- The US Treasuries sold off with yields rising to the highest level since summer of 2011.
- Fed’s Willaims sees the US growth above 4% in the second quarter while the “mission is not yet accomplished” on inflation.
The US Dollar is trading flat well above 110.00 line at around 110.30 against the Japanese Yen after the rout on the US Treasury market saw the benchmark yields rising as high as 3.089% on Tuesday before stabilizing at around 3.08%.
The Big Short day on the US Treasuries is providing a solid support for the US Dollar across the board with the greenback rising near 2018 highs against both European major the Euro and Sterling earlier on Tuesday as neither of the US macro data nor central bankers comments had such a massive influence on the market.
The Bank of Japan Governor Kuroda said on Tuesday it is true that some discussions are being made at Bank’s board on side-effects of its easy policy while confirming that the Bank of Japan has no plan to move 10-year yield target for time being as inflation distant from 2% target.

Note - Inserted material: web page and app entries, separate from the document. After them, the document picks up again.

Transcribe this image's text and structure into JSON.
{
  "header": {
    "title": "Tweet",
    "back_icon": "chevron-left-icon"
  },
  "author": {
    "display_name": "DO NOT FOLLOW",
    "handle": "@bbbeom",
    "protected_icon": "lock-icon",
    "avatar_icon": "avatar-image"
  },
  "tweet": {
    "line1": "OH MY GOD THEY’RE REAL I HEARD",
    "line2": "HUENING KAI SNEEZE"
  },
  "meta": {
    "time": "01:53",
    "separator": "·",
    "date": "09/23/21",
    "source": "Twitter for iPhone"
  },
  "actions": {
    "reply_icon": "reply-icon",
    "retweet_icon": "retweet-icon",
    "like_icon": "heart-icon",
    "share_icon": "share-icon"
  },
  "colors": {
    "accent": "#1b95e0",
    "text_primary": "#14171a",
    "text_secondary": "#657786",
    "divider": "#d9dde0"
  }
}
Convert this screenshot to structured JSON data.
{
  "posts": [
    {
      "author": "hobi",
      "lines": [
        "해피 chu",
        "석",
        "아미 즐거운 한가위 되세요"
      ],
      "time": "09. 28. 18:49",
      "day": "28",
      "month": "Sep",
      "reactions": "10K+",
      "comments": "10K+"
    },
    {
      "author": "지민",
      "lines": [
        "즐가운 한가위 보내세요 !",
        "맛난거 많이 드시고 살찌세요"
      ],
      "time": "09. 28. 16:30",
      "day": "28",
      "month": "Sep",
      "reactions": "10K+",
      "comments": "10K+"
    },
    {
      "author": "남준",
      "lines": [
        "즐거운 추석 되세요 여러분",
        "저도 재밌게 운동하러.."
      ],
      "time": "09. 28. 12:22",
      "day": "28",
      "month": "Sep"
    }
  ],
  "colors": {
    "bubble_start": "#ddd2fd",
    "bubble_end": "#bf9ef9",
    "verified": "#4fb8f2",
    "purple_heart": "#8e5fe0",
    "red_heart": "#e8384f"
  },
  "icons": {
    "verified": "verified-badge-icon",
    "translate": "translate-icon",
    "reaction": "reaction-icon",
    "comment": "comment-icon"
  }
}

On the US side, the news of the Empire State manufacturing survey jumping up to 20.1 in May, well above the market expectations and the US retail sales rising 0.3% m/m in April hit the wires just before the heat of the moment saw the US Treasuries being sold off with yields rising to the highest level since summer of 2011.
San Francisco Federal Reserve President John Williams and the upcoming New York Fed president holding a permanent seat at the rate-setting FOMC said the US economy is seen rising 4.1% in the second quarter of this year while it is too soon to declare “mission accomplished” on inflation until it reaches 2% inflation target.
Information on these pages contains forward-looking statements that involve risks and uncertainties. Markets and instruments profiled on this page are for informational purposes only and should not in any way come across as a recommendation to buy or sell in these assets. You should do your own thorough research before making any investment decisions. FXStreet does not in any way guarantee that this information is free from mistakes, errors, or material misstatements. It also does not guarantee that this information is of a timely nature. Investing in Open Markets involves a great deal of risk, including the loss of all or a portion of your investment, as well as emotional distress. All risks, losses and costs associated with investing, including total loss of principal, are your responsibility.